● What you are asked to do:
Find how many lines below hold "Treats", and give that number as the entire answer.

[Element data from apps and pages]
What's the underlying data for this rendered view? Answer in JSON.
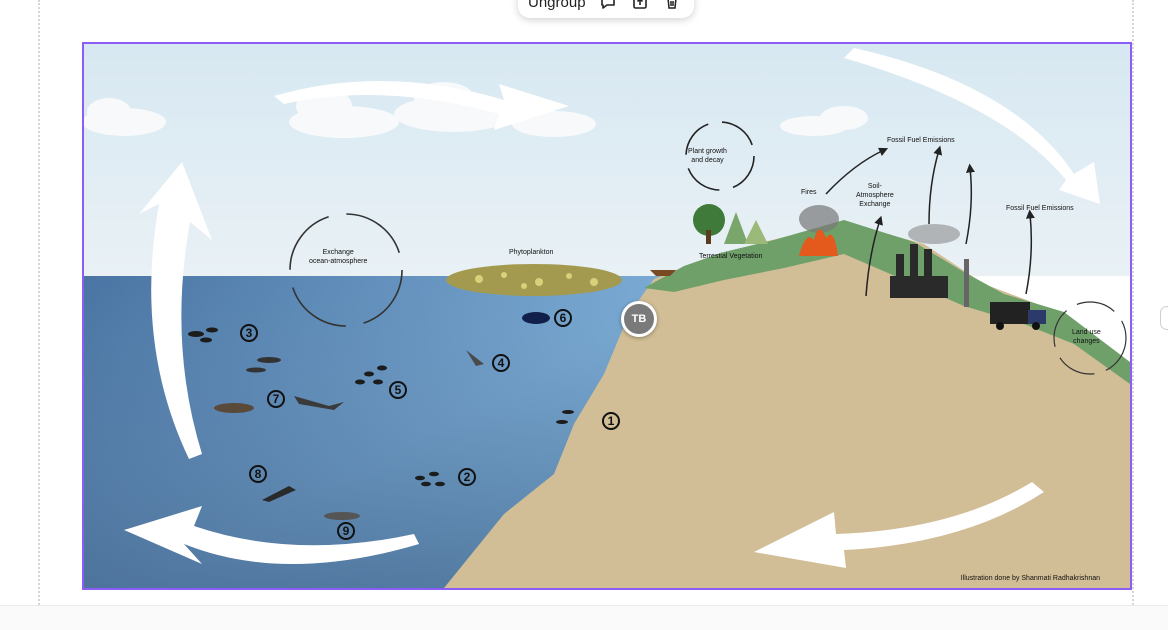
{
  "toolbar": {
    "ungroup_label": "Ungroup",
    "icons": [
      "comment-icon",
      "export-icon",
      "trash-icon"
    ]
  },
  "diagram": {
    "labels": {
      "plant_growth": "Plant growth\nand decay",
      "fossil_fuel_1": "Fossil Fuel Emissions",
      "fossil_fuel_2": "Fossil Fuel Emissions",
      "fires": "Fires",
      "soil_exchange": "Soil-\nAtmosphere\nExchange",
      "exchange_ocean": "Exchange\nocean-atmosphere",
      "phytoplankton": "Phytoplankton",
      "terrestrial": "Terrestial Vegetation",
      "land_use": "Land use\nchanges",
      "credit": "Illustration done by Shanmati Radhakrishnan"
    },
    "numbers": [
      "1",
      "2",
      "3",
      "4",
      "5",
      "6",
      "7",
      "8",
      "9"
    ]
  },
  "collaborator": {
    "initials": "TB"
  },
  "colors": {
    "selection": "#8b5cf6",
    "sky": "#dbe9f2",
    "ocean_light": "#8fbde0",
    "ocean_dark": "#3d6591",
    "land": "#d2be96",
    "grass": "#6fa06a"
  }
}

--

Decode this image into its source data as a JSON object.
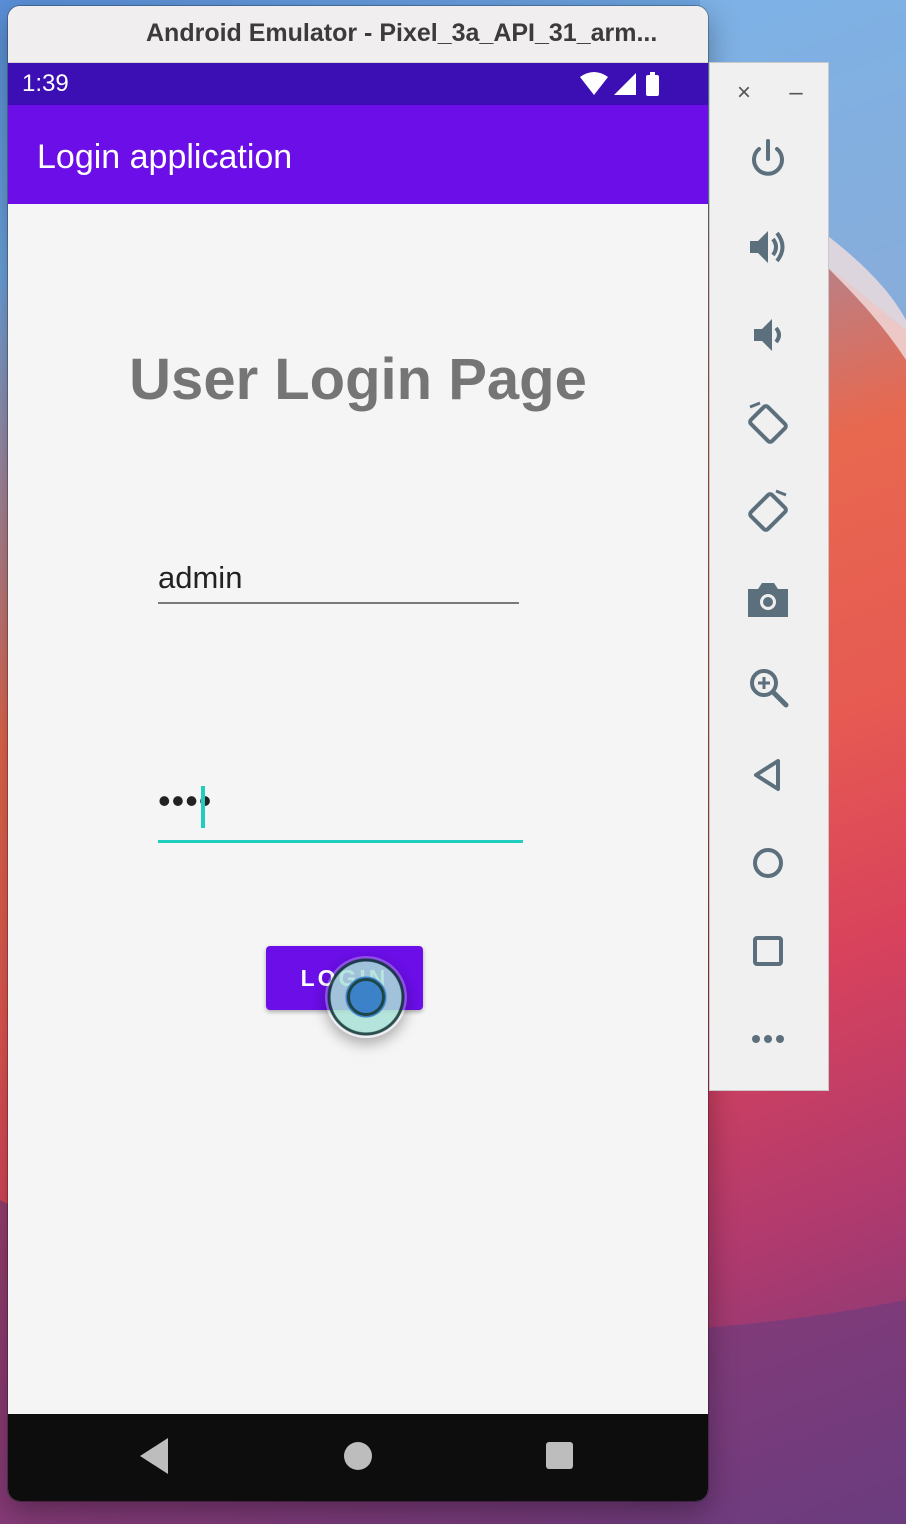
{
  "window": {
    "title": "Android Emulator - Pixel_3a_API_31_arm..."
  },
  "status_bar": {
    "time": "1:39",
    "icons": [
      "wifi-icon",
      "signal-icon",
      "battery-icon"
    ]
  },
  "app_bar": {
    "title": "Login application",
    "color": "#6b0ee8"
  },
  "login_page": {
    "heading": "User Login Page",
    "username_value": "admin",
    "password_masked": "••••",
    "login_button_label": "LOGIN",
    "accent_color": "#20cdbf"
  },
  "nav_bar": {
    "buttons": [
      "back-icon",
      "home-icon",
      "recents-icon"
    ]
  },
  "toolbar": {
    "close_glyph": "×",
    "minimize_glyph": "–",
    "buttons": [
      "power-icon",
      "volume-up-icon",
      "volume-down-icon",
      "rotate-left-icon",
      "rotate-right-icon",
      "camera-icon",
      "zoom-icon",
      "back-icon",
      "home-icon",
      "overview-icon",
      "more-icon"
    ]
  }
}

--

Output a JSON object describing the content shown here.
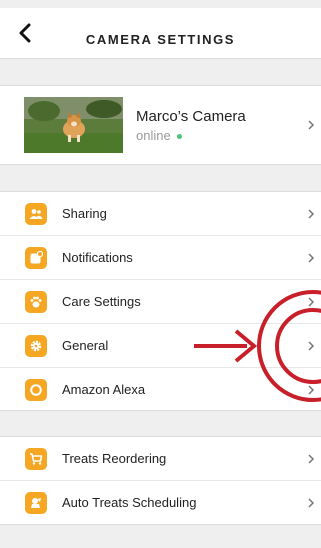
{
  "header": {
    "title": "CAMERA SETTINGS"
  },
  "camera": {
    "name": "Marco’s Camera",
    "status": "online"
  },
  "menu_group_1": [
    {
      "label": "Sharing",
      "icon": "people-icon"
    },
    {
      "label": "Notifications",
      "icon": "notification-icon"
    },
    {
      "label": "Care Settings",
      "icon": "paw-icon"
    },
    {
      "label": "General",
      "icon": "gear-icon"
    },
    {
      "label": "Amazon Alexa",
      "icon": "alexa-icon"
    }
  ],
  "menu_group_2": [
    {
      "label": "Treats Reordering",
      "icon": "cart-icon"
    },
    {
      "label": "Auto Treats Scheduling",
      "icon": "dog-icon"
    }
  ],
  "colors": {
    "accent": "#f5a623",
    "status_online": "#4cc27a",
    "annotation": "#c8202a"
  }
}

● Answer area:
2